§ TASK DESCRIPTION: Going through the records that follow, please count the lines with "publication" in them and give only the count.

§ SOURCE INFORMATION:
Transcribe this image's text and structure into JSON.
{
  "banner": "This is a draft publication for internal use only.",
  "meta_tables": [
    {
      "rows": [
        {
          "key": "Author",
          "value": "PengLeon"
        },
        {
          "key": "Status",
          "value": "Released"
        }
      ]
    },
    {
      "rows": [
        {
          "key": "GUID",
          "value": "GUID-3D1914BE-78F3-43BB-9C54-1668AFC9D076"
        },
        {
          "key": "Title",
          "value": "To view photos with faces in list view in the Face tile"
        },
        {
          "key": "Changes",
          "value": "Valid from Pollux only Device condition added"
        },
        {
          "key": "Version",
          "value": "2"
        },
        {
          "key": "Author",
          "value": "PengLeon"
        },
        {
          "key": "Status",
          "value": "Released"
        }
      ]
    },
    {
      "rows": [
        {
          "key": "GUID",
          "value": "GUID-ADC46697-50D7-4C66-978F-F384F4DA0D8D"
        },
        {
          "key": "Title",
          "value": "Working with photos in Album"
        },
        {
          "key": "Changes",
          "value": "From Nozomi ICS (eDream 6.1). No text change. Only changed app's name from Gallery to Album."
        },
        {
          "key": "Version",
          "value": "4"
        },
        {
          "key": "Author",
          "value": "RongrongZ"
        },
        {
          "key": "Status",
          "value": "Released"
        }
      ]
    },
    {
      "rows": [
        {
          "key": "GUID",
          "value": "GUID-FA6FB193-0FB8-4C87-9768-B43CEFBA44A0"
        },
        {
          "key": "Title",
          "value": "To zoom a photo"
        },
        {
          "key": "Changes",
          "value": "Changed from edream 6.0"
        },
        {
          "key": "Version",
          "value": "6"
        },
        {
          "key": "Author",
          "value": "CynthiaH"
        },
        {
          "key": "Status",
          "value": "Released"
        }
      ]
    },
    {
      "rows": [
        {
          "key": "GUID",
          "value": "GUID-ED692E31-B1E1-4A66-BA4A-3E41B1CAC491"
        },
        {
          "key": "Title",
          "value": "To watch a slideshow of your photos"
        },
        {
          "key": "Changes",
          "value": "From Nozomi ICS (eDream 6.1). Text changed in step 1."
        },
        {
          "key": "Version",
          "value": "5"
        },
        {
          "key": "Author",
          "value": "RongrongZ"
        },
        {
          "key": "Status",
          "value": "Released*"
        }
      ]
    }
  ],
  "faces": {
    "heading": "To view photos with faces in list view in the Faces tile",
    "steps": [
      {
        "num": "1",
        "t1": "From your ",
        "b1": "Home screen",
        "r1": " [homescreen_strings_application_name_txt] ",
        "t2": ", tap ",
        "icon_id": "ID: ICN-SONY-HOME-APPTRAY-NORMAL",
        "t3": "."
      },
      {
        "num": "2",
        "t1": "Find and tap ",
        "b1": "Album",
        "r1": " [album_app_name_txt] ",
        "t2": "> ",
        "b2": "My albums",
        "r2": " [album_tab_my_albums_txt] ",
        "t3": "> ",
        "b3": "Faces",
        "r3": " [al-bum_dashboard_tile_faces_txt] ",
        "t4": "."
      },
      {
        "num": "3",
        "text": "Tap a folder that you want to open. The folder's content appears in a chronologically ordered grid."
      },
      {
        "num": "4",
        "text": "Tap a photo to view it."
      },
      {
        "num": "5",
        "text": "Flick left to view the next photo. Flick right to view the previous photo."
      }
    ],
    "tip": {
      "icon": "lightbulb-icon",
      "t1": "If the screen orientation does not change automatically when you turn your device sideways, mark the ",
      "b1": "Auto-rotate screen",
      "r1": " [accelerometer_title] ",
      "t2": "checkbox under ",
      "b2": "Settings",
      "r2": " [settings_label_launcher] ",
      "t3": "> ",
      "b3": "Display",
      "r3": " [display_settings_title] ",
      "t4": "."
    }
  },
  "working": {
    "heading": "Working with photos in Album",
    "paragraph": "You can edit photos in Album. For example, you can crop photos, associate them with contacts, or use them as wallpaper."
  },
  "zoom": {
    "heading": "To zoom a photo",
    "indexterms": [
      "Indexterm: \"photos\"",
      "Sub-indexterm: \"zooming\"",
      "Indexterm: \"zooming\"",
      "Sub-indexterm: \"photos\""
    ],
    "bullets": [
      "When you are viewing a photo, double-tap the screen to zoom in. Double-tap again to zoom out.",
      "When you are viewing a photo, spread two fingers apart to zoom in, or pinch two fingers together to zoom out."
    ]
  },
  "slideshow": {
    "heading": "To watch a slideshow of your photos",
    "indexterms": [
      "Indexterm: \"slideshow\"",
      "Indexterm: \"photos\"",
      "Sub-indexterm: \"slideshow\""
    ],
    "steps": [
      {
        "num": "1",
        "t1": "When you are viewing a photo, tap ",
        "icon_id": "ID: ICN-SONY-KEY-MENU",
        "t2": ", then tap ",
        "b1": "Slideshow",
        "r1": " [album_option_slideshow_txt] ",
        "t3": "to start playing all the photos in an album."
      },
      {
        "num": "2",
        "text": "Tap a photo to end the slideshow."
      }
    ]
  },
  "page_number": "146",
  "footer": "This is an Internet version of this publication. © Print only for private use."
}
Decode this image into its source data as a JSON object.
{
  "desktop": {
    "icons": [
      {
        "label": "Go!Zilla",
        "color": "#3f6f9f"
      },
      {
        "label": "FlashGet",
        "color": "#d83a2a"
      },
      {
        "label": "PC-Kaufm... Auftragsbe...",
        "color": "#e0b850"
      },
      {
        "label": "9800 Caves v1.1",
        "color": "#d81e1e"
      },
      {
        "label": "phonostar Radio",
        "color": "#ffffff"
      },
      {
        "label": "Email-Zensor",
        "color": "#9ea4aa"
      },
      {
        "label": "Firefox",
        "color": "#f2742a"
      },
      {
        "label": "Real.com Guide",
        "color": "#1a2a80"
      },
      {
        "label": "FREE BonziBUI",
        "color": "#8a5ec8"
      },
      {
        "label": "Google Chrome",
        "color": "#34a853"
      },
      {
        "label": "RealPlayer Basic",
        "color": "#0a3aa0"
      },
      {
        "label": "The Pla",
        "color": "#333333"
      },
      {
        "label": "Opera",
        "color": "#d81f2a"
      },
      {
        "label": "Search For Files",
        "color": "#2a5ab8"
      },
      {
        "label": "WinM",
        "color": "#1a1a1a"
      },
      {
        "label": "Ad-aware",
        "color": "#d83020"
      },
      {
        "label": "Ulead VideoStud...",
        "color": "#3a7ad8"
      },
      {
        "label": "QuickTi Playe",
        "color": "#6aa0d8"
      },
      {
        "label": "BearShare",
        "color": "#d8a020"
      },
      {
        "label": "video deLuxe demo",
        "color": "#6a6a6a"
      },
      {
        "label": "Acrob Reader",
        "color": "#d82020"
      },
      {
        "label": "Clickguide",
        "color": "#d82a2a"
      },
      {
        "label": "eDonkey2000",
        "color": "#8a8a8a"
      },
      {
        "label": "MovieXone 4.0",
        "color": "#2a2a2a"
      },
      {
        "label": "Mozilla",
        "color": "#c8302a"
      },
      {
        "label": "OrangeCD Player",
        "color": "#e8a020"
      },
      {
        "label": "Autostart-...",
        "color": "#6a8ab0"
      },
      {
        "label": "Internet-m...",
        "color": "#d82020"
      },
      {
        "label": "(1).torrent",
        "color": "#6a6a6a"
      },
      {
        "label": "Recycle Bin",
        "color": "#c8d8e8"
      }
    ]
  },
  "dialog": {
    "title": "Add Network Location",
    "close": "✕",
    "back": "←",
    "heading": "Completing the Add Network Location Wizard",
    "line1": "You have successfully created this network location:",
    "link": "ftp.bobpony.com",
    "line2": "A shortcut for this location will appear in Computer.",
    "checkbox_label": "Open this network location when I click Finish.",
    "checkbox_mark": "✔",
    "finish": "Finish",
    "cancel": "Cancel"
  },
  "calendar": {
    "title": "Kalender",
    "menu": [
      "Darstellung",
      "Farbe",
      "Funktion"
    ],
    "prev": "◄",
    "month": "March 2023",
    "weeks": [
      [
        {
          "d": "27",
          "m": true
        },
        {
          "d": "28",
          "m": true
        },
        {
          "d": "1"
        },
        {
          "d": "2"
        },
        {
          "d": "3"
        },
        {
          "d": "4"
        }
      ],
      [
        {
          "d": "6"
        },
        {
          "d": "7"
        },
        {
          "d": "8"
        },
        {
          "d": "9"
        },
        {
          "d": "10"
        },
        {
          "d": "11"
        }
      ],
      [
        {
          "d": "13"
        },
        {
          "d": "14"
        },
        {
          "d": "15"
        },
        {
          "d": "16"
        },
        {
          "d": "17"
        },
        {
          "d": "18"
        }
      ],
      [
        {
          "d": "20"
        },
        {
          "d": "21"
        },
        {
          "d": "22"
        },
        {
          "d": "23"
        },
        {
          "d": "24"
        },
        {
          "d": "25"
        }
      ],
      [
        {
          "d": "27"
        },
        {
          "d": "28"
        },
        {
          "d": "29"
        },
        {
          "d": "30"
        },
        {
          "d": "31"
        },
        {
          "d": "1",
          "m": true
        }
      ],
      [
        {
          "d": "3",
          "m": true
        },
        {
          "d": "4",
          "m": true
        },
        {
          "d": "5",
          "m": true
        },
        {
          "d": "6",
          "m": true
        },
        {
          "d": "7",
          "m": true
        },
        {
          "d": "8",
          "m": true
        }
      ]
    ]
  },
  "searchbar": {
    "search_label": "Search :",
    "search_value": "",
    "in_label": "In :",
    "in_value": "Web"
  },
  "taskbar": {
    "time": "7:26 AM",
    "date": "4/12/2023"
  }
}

§ OUTPUT BELOW: 2